Carmen Erhardt, Director of Corporate Purchasing and Head of Global Processes, Operations and Digitalization at Henkel, agrees and points out that there are different roles to consider on the supplier side and there are different portals in use that are all required to service the end-to-end relationship with a supplier for its entire lifecycle. She adds, “What I think is interesting, in this context, is to start measuring what you’re demanding from suppliers.
For example, one metric would be to count the clicks – how many clicks does a supplier need to make to do business with you?”
On top of undertaking an evaluation of your suppliers yourself, another good place to start is to ask suppliers directly for feedback. While we may not like what we hear, it is important if we truly want to know how to measure the experience, set benchmarks and improve.
Also, measuring how the supplier would rate the performance of the customer organization is a hugely valuable component, in a reversal of the usual supplier performance management concept.
As Anthony Payne explains, “By holding themselves more accountable for the things that matter to suppliers, companies can identify those areas which will have a meaningful impact on the supplier and, in turn, start to drive some of the benefits, like access to supply during times of constraint, favorable pricing because the cost to serve is lowered, or greater and more willing participation in corporate initiatives.”
Carmen Erhardt says that she would start by measuring the platforms and channels that are used to approach suppliers, in particular how they perform in conjunction with questions such as how long certain processes take, for example onboarding. “You can then set targets to drive down these averages,” she adds.
She talks about taking stock of how many questions the supplier is being asked to respond to and trying to reduce this by removing duplicates.

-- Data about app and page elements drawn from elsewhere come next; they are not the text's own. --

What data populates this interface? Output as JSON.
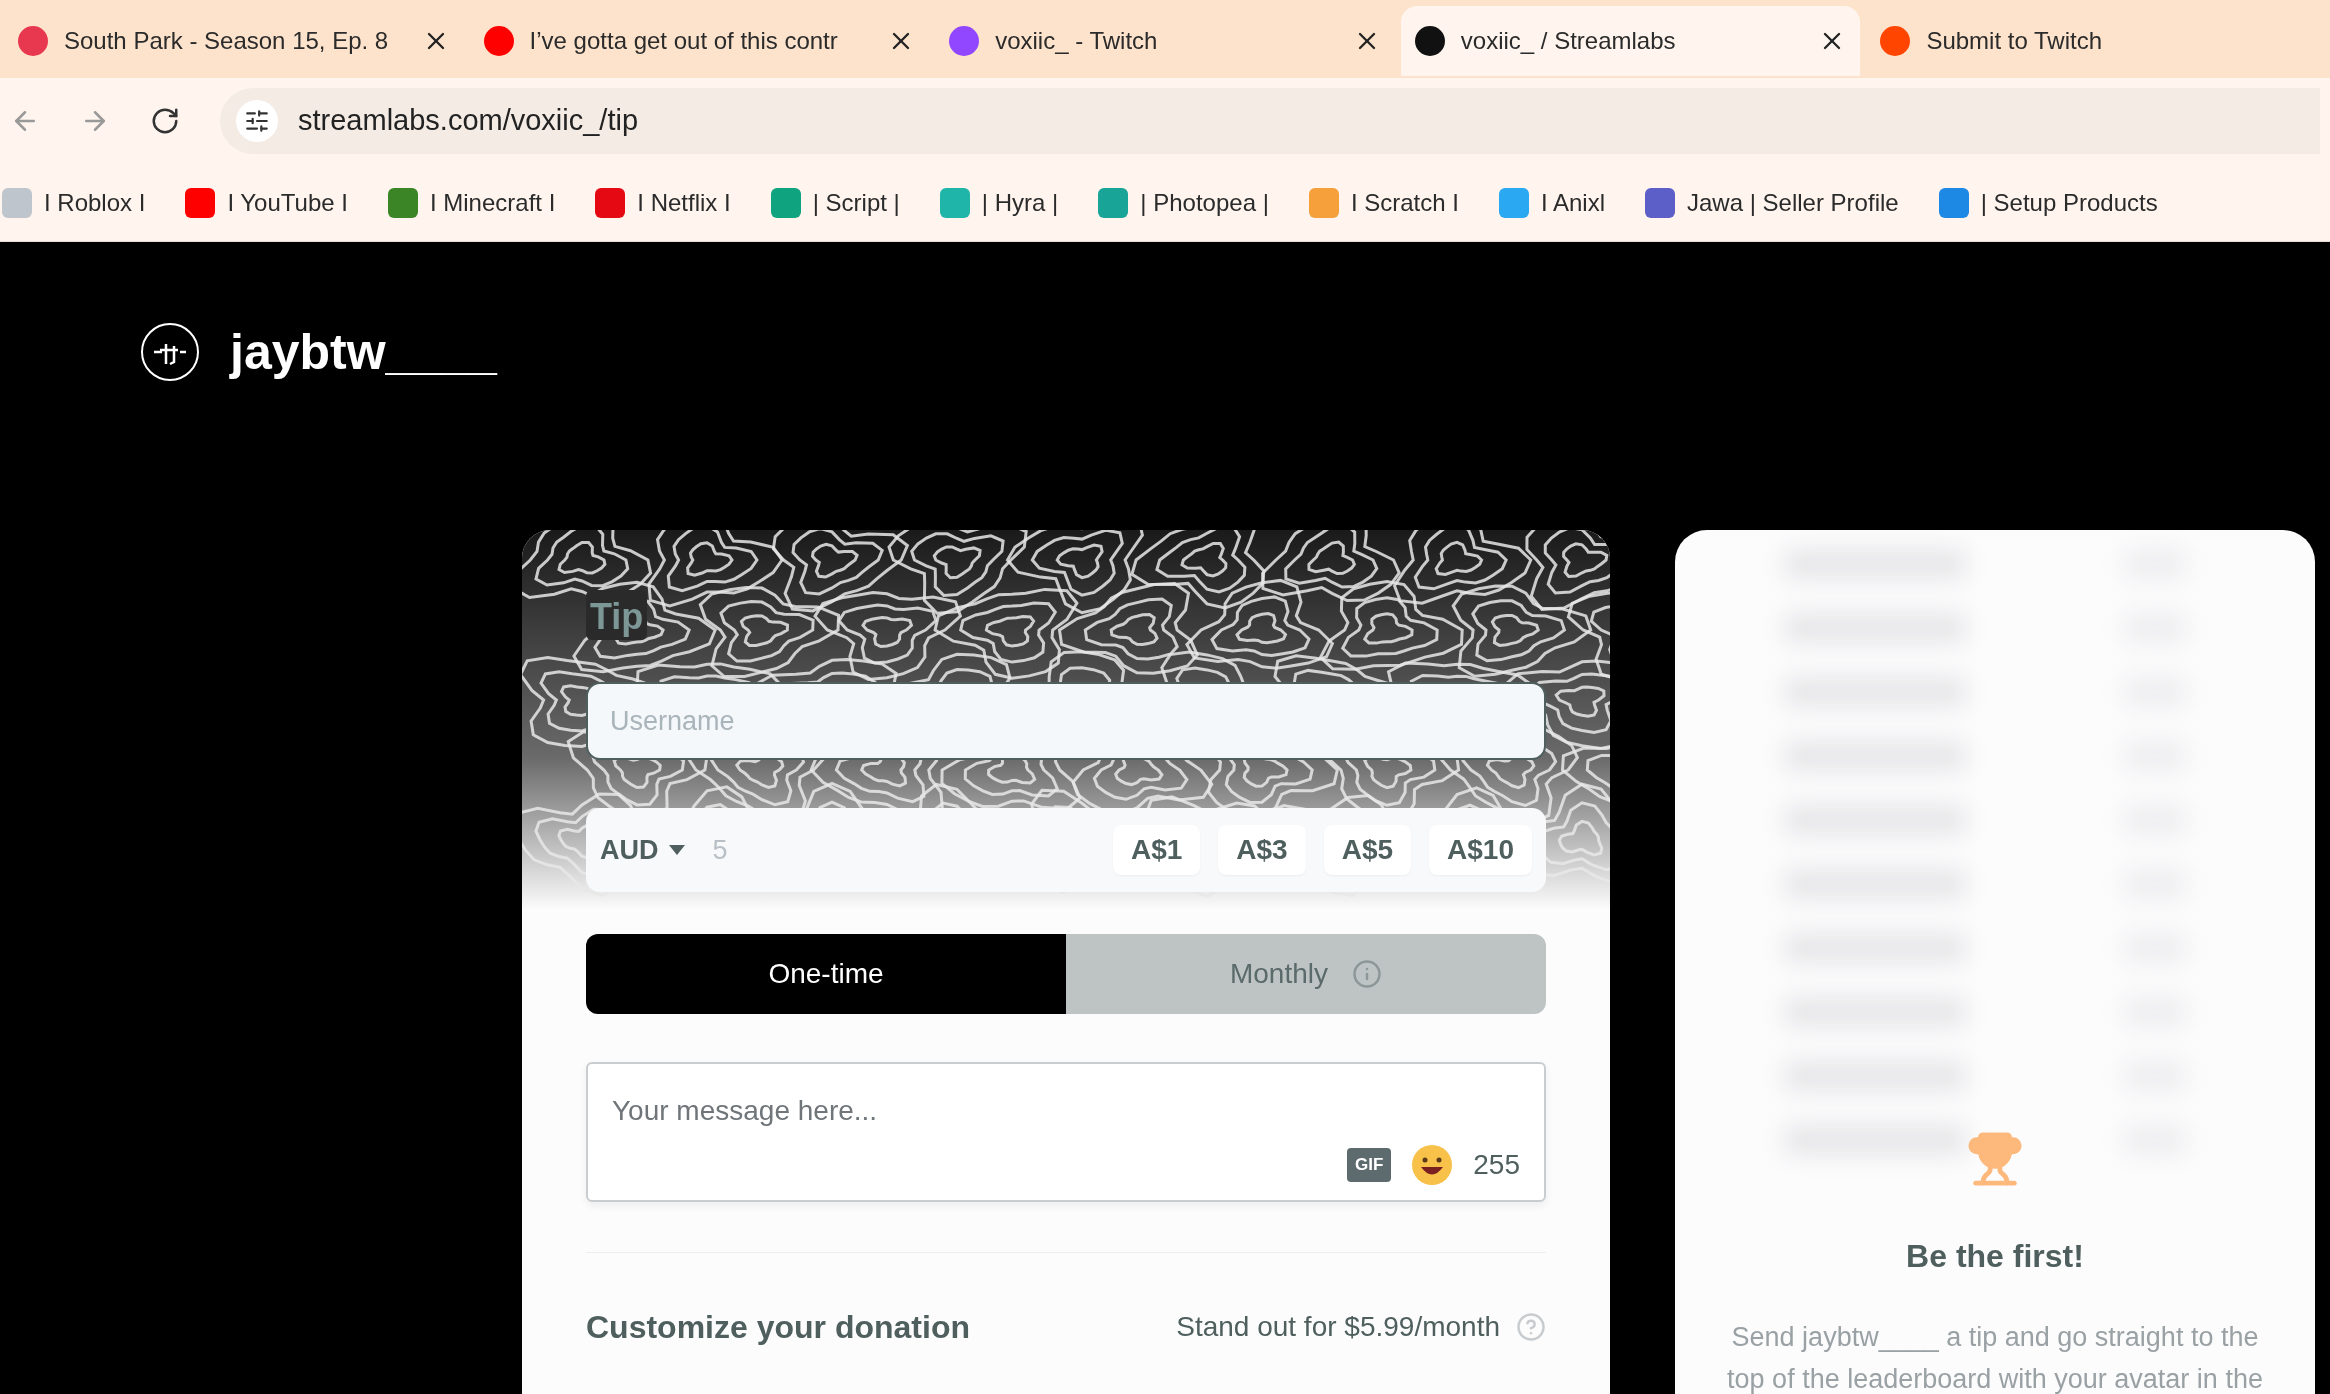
{
  "browser": {
    "tabs": [
      {
        "title": "South Park - Season 15, Ep. 8",
        "selected": false,
        "closable": true
      },
      {
        "title": "I’ve gotta get out of this contr",
        "selected": false,
        "closable": true
      },
      {
        "title": "voxiic_ - Twitch",
        "selected": false,
        "closable": true
      },
      {
        "title": "voxiic_ / Streamlabs",
        "selected": true,
        "closable": true
      },
      {
        "title": "Submit to Twitch",
        "selected": false,
        "closable": false
      }
    ],
    "address": "streamlabs.com/voxiic_/tip",
    "bookmarks": [
      "I Roblox I",
      "I YouTube I",
      "I Minecraft I",
      "I Netflix I",
      "| Script |",
      "| Hyra |",
      "| Photopea |",
      "I Scratch I",
      "I Anixl",
      "Jawa | Seller Profile",
      "| Setup Products"
    ]
  },
  "profile": {
    "name": "jaybtw____"
  },
  "tip_form": {
    "title": "Tip",
    "username_placeholder": "Username",
    "currency": "AUD",
    "amount_placeholder": "5",
    "presets": [
      "A$1",
      "A$3",
      "A$5",
      "A$10"
    ],
    "frequency": [
      {
        "label": "One-time",
        "selected": true
      },
      {
        "label": "Monthly",
        "selected": false
      }
    ],
    "message_placeholder": "Your message here...",
    "gif_label": "GIF",
    "char_count": "255",
    "customize_title": "Customize your donation",
    "customize_offer": "Stand out for $5.99/month"
  },
  "leaderboard": {
    "title": "Be the first!",
    "text": "Send jaybtw____ a tip and go straight to the top of the leaderboard with your avatar in the"
  }
}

She explains, “If you really go through it, end-to-end, from the suppliers’ perspective, you will think ‘You asked me this already, why are you asking this again?’”
It is a useful exercise as it reveals inconsistencies in processes which, once removed, creates efficiencies for both sides.
What are the first steps towards a best-in-class supplier experience?
In summary, organizations should think about their approach to the following tasks:
- Evaluate how to use segmentation to dynamically customize experiences, such as onboarding or other workflows and start with basic improvements from which to build
- Discover points of friction by testing processes and workflows in the context of different types of suppliers, and fix them
- Set goals related to supplier satisfaction and start measuring these as part of ongoing supplier experience improvement